** Task instructions **
Every line of the material must be set down again without alteration.

** Records to process **

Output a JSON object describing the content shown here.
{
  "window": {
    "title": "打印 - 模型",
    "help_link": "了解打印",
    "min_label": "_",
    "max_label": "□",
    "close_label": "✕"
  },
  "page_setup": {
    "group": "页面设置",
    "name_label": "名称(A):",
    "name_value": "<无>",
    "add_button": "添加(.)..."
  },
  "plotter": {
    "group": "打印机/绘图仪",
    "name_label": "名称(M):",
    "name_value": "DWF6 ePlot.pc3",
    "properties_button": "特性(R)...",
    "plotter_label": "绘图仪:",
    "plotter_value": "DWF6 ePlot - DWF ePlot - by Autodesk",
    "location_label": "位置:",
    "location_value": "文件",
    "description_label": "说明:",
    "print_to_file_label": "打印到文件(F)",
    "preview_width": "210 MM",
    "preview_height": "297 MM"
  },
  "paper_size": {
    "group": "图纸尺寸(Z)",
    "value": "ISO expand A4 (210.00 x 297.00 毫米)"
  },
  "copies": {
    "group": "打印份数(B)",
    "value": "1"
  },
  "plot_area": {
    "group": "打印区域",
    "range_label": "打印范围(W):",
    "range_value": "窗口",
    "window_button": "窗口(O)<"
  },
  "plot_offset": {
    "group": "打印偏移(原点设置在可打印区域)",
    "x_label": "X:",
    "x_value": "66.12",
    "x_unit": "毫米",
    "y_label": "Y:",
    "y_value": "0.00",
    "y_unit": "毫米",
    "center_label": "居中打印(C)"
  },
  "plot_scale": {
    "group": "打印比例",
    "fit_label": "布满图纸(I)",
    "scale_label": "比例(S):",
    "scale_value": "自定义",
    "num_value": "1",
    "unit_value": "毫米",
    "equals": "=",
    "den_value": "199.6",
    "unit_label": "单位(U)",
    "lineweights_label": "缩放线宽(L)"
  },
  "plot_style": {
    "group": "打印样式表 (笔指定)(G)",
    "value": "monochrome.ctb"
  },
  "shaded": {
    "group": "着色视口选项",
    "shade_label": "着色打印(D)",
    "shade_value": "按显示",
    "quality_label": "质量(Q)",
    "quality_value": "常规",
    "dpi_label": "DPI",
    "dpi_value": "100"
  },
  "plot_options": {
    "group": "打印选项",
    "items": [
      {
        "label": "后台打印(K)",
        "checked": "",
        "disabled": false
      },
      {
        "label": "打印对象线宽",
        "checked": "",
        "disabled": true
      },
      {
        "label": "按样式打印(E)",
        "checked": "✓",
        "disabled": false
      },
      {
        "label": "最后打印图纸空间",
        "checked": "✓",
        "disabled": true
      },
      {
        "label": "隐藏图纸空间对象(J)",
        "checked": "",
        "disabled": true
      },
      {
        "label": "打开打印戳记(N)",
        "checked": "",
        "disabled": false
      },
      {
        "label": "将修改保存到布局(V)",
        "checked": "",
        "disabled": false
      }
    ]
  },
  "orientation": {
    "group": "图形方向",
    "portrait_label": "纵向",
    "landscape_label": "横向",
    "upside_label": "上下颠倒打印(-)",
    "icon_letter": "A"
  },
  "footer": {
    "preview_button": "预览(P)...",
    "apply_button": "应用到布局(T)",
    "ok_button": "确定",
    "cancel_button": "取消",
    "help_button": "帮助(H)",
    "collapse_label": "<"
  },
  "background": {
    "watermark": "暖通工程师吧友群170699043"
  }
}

** Response below **
Output a JSON object describing the content shown here.
{
  "window": {
    "title": "打印 - 模型",
    "help_link": "了解打印",
    "min_label": "_",
    "max_label": "□",
    "close_label": "✕"
  },
  "page_setup": {
    "group": "页面设置",
    "name_label": "名称(A):",
    "name_value": "<无>",
    "add_button": "添加(.)..."
  },
  "plotter": {
    "group": "打印机/绘图仪",
    "name_label": "名称(M):",
    "name_value": "DWF6 ePlot.pc3",
    "properties_button": "特性(R)...",
    "plotter_label": "绘图仪:",
    "plotter_value": "DWF6 ePlot - DWF ePlot - by Autodesk",
    "location_label": "位置:",
    "location_value": "文件",
    "description_label": "说明:",
    "print_to_file_label": "打印到文件(F)",
    "preview_width": "210 MM",
    "preview_height": "297 MM"
  },
  "paper_size": {
    "group": "图纸尺寸(Z)",
    "value": "ISO expand A4 (210.00 x 297.00 毫米)"
  },
  "copies": {
    "group": "打印份数(B)",
    "value": "1"
  },
  "plot_area": {
    "group": "打印区域",
    "range_label": "打印范围(W):",
    "range_value": "窗口",
    "window_button": "窗口(O)<"
  },
  "plot_offset": {
    "group": "打印偏移(原点设置在可打印区域)",
    "x_label": "X:",
    "x_value": "66.12",
    "x_unit": "毫米",
    "y_label": "Y:",
    "y_value": "0.00",
    "y_unit": "毫米",
    "center_label": "居中打印(C)"
  },
  "plot_scale": {
    "group": "打印比例",
    "fit_label": "布满图纸(I)",
    "scale_label": "比例(S):",
    "scale_value": "自定义",
    "num_value": "1",
    "unit_value": "毫米",
    "equals": "=",
    "den_value": "199.6",
    "unit_label": "单位(U)",
    "lineweights_label": "缩放线宽(L)"
  },
  "plot_style": {
    "group": "打印样式表 (笔指定)(G)",
    "value": "monochrome.ctb"
  },
  "shaded": {
    "group": "着色视口选项",
    "shade_label": "着色打印(D)",
    "shade_value": "按显示",
    "quality_label": "质量(Q)",
    "quality_value": "常规",
    "dpi_label": "DPI",
    "dpi_value": "100"
  },
  "plot_options": {
    "group": "打印选项",
    "items": [
      {
        "label": "后台打印(K)",
        "checked": "",
        "disabled": false
      },
      {
        "label": "打印对象线宽",
        "checked": "",
        "disabled": true
      },
      {
        "label": "按样式打印(E)",
        "checked": "✓",
        "disabled": false
      },
      {
        "label": "最后打印图纸空间",
        "checked": "✓",
        "disabled": true
      },
      {
        "label": "隐藏图纸空间对象(J)",
        "checked": "",
        "disabled": true
      },
      {
        "label": "打开打印戳记(N)",
        "checked": "",
        "disabled": false
      },
      {
        "label": "将修改保存到布局(V)",
        "checked": "",
        "disabled": false
      }
    ]
  },
  "orientation": {
    "group": "图形方向",
    "portrait_label": "纵向",
    "landscape_label": "横向",
    "upside_label": "上下颠倒打印(-)",
    "icon_letter": "A"
  },
  "footer": {
    "preview_button": "预览(P)...",
    "apply_button": "应用到布局(T)",
    "ok_button": "确定",
    "cancel_button": "取消",
    "help_button": "帮助(H)",
    "collapse_label": "<"
  },
  "background": {
    "watermark": "暖通工程师吧友群170699043"
  }
}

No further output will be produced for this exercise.